- Food and agriculture workers.
- Grocery store workers.
- Public transit workers.
Vaccine booster shots are recommended because data indicates that the immune response may have waned and protection weakened six or more months after being fully vaccinated, the department reports. Emerging data indicates a booster dose may safely heighten the immune response.
The recommendations are for people who received the Pfizer vaccine. Data are being collected for the Moderna or Johnson & Johnson vaccines.
“If you are in one of these categories, we are recommending that you seek a booster dose through your healthcare provider, pharmacies or upcoming local clinics.” said Tompkins County Public Health Director Frank Kruppa. “Booster doses are a safe and effective way for those at higher risk of infection or severe disease to increase their immune response.”
Cortland County adds 14 cases
Cortland County reported 14 new cases of COVID-19 on Tuesday, bringing the total number of cases to 5,758.
Tompkins and Cayuga counties reported 59 new cases Monday and Tuesday. The number of people who have contracted the virus increased to 19,922 across Cortland, Tompkins and Cayuga counties since the pandemic began in March 2020. The number of people who have died from the virus has risen to 237.
- The Cortland County Health Department was monitoring 376 patients, 157 of them confirmed positive. Nine were hospitalized. Since the pandemic began, 290 people have been hospitalized. The Cortland County Health Department has received 147,363 negative test results. The county has reported 74 deaths.
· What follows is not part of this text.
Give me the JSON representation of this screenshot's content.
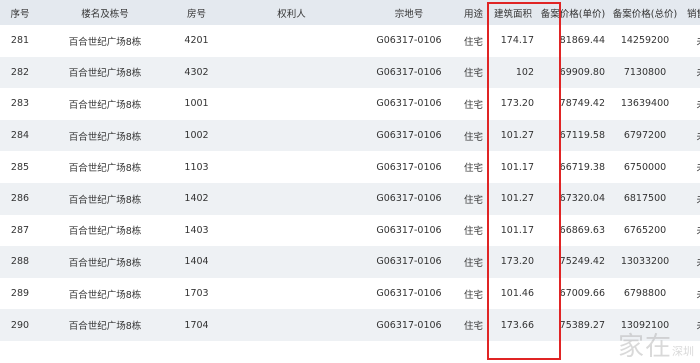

- Tompkins County reported 26 new cases Monday and Tuesday, reports the state Health Department. The number of confirmed cases rose to 6,097. A total of 2,540,290 tests have been administered. Fifty-nine Tompkins residents have died.
- In Cayuga County, the state Health Department reported 33 new cases Monday and Tuesday. Confirmed cases rose to 8,067. The state reports 239,066 tests have been administered. The state reports 104 people have died.
144,481 get shot in 3 counties
The state Health Department reported Tuesday that 26,022 Cortland County residents have received at least one dose of COVID-19 vaccine, or 54.4% of the county’s total population and 63.2% of its people over 18. A total of 50.9% of the county has been fully vaccinated.
In Tompkins County, 74,940 people have received at least one dose, or 72.9% of the population and 80.7% of people over 18; 68.1% are fully vaccinated. In Cayuga County, 43,519 residents have received at least one dose, or 56.4% of the total population and 65.8% of people over 18; 52% are fully vaccinated.
Statewide, 13.79 million people have received at least one dose, or 71% of the state’s population and 83.8% of its people over 18; 63.5% of the total population is fully vaccinated, as is 75.2% of its people over 18.
Cortland rate: 313 per 100K
Cortland County reported 149 new cases of coronavirus from Sept. 20 to Sunday. The national Centers for Disease Control and Prevention said Cortland has 313.15 new cases per 100,000 people over the past week.
The county was listed as having a “high risk” of transmission. The CDC recommends indoor masking in counties that exceed 50 cases per 100,000 over seven days.
The rates and risk:
Cortland: 313.15 — high
Tompkins: 179.10 — high
Cayuga: 301.66 — high
Onondaga: 284.24 — high
Broome: 323.38 — high
Chenango: 313.15 — high
Tioga: 257.25 — high
Madison: 242.46 — high